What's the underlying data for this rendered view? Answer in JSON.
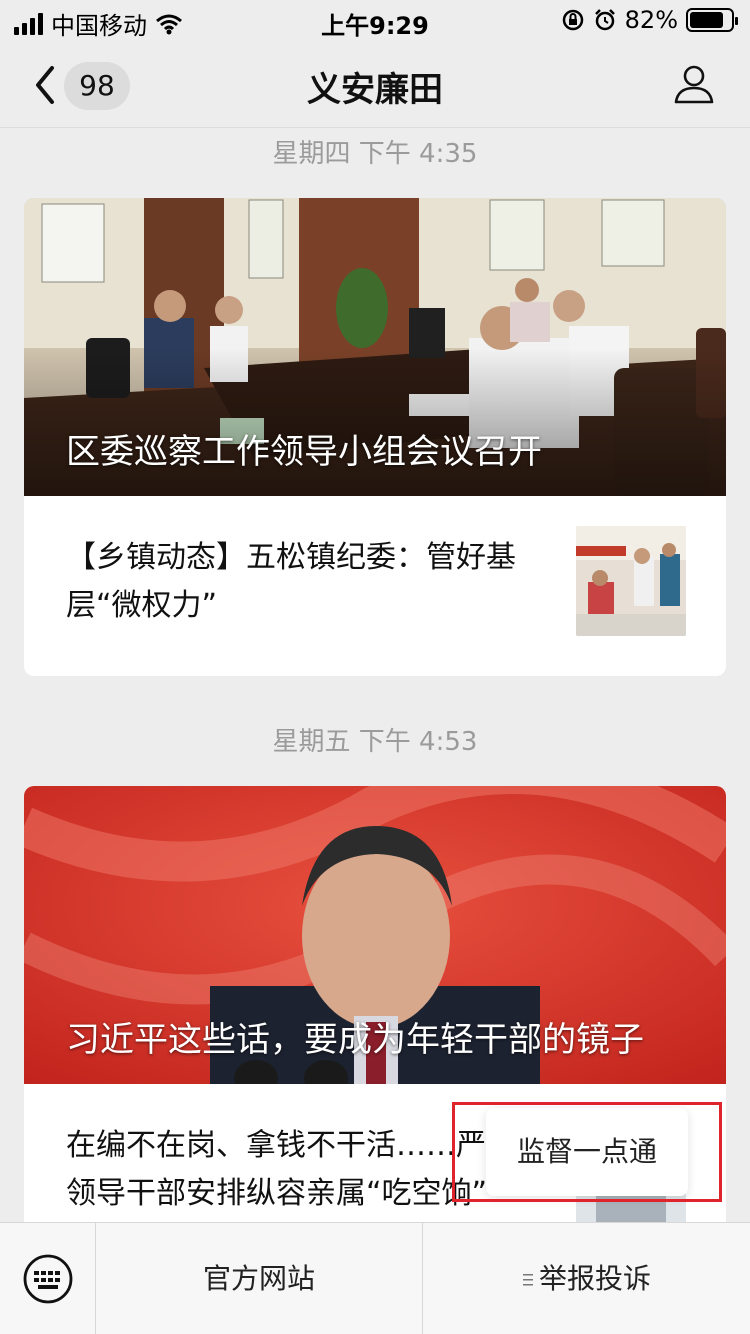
{
  "status_bar": {
    "carrier": "中国移动",
    "time": "上午9:29",
    "battery": "82%",
    "battery_level": 0.82
  },
  "nav": {
    "unread_count": "98",
    "title": "义安廉田"
  },
  "feed": [
    {
      "timestamp": "星期四 下午 4:35",
      "headline": "区委巡察工作领导小组会议召开",
      "secondary": "【乡镇动态】五松镇纪委：管好基层“微权力”"
    },
    {
      "timestamp": "星期五 下午 4:53",
      "headline": "习近平这些话，要成为年轻干部的镜子",
      "secondary": "在编不在岗、拿钱不干活……严禁领导干部安排纵容亲属“吃空饷”"
    }
  ],
  "menu": {
    "item1": "官方网站",
    "item2": "举报投诉",
    "submenu_item": "监督一点通"
  },
  "colors": {
    "background": "#ededed",
    "highlight_border": "#e0242b"
  },
  "icons": [
    "back-chevron-icon",
    "profile-icon",
    "keyboard-icon",
    "menu-list-icon",
    "signal-icon",
    "wifi-icon",
    "orientation-lock-icon",
    "alarm-icon"
  ]
}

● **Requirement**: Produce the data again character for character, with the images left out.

● **Response to this exercise**:
What's the underlying data for this rendered view? Answer in JSON.
{
  "status_bar": {
    "carrier": "中国移动",
    "time": "上午9:29",
    "battery": "82%",
    "battery_level": 0.82
  },
  "nav": {
    "unread_count": "98",
    "title": "义安廉田"
  },
  "feed": [
    {
      "timestamp": "星期四 下午 4:35",
      "headline": "区委巡察工作领导小组会议召开",
      "secondary": "【乡镇动态】五松镇纪委：管好基层“微权力”"
    },
    {
      "timestamp": "星期五 下午 4:53",
      "headline": "习近平这些话，要成为年轻干部的镜子",
      "secondary": "在编不在岗、拿钱不干活……严禁领导干部安排纵容亲属“吃空饷”"
    }
  ],
  "menu": {
    "item1": "官方网站",
    "item2": "举报投诉",
    "submenu_item": "监督一点通"
  },
  "colors": {
    "background": "#ededed",
    "highlight_border": "#e0242b"
  },
  "icons": [
    "back-chevron-icon",
    "profile-icon",
    "keyboard-icon",
    "menu-list-icon",
    "signal-icon",
    "wifi-icon",
    "orientation-lock-icon",
    "alarm-icon"
  ]
}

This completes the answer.